Chairman of the Irish Cattle and Sheep Farmers’ Association, Sean McNamara, who has a large sheep and cattle farm in Lismacaffrey, Co. Westmeath, was one of the many farmers who joined the protest in a personal capacity.
âWe will be back protesting on the streets of Dublin if the next government does not deliver what farmers want,â he warned.
Patrick Kent, a mixed farmer from New Ross, Co. Wexford, said there were many farmers whose income was less than â¬10,000 per year which was not sustainable.
âThe price of beef at the moment is about â¬3.70 a kilo max for heifers,â said Mr Kent, who believes some factories are using the outdated beef pricing grid to cut the price paid to farmers.
— Joe Galvin (@Joey_Galvin) January 15, 2020
âWe are victims of the grid and it needs to be adjusted,â he said.

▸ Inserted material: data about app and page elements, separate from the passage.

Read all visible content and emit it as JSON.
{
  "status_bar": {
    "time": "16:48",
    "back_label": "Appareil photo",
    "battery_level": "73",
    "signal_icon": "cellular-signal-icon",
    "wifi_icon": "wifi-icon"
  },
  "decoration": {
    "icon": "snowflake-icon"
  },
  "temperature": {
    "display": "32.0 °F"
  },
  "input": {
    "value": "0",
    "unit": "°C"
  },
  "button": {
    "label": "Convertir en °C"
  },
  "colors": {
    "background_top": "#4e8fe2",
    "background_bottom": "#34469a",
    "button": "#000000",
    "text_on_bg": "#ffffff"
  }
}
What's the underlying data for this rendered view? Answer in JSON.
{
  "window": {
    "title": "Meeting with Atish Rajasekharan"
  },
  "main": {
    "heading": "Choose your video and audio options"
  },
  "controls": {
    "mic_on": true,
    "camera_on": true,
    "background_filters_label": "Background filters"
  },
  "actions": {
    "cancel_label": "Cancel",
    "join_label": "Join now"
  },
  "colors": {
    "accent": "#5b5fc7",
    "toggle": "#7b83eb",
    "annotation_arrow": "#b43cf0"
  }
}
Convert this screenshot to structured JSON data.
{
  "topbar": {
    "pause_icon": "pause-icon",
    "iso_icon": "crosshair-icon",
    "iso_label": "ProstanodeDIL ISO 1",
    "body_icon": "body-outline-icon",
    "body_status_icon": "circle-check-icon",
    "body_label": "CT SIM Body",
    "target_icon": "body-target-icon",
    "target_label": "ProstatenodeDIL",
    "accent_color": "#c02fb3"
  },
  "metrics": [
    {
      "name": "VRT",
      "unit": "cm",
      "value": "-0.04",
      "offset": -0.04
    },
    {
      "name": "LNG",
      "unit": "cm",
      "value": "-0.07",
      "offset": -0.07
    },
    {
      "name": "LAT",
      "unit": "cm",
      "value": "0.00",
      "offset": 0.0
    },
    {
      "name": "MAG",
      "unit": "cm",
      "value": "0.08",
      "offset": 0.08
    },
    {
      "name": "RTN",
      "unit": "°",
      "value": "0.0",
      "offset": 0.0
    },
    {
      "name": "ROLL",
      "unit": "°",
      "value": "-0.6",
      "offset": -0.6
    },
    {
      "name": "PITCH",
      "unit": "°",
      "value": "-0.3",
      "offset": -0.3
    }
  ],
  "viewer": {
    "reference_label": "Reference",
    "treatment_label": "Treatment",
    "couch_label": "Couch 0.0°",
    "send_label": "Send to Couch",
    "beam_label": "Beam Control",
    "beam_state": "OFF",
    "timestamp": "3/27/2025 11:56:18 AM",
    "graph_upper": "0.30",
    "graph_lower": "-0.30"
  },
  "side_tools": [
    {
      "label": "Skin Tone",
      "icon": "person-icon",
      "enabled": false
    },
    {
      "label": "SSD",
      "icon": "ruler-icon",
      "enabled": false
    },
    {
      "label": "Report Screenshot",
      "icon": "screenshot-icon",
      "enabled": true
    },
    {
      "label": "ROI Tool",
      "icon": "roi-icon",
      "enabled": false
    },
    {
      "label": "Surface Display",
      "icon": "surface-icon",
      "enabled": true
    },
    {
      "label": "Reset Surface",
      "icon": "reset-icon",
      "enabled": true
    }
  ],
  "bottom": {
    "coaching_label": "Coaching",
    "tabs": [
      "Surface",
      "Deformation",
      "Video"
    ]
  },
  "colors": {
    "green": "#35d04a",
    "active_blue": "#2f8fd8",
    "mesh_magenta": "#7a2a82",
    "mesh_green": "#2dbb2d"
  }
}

Agriculture Minister Michael Creed said farmers should be paid the maximum price that the market would allow.
âWhile I acknowledge any organisation’s legitimate right to peaceful protest, positive engagement through producer organisations and the beef market taskforce is in my view the best way to progress farmers’ interests,â said Mr Creed.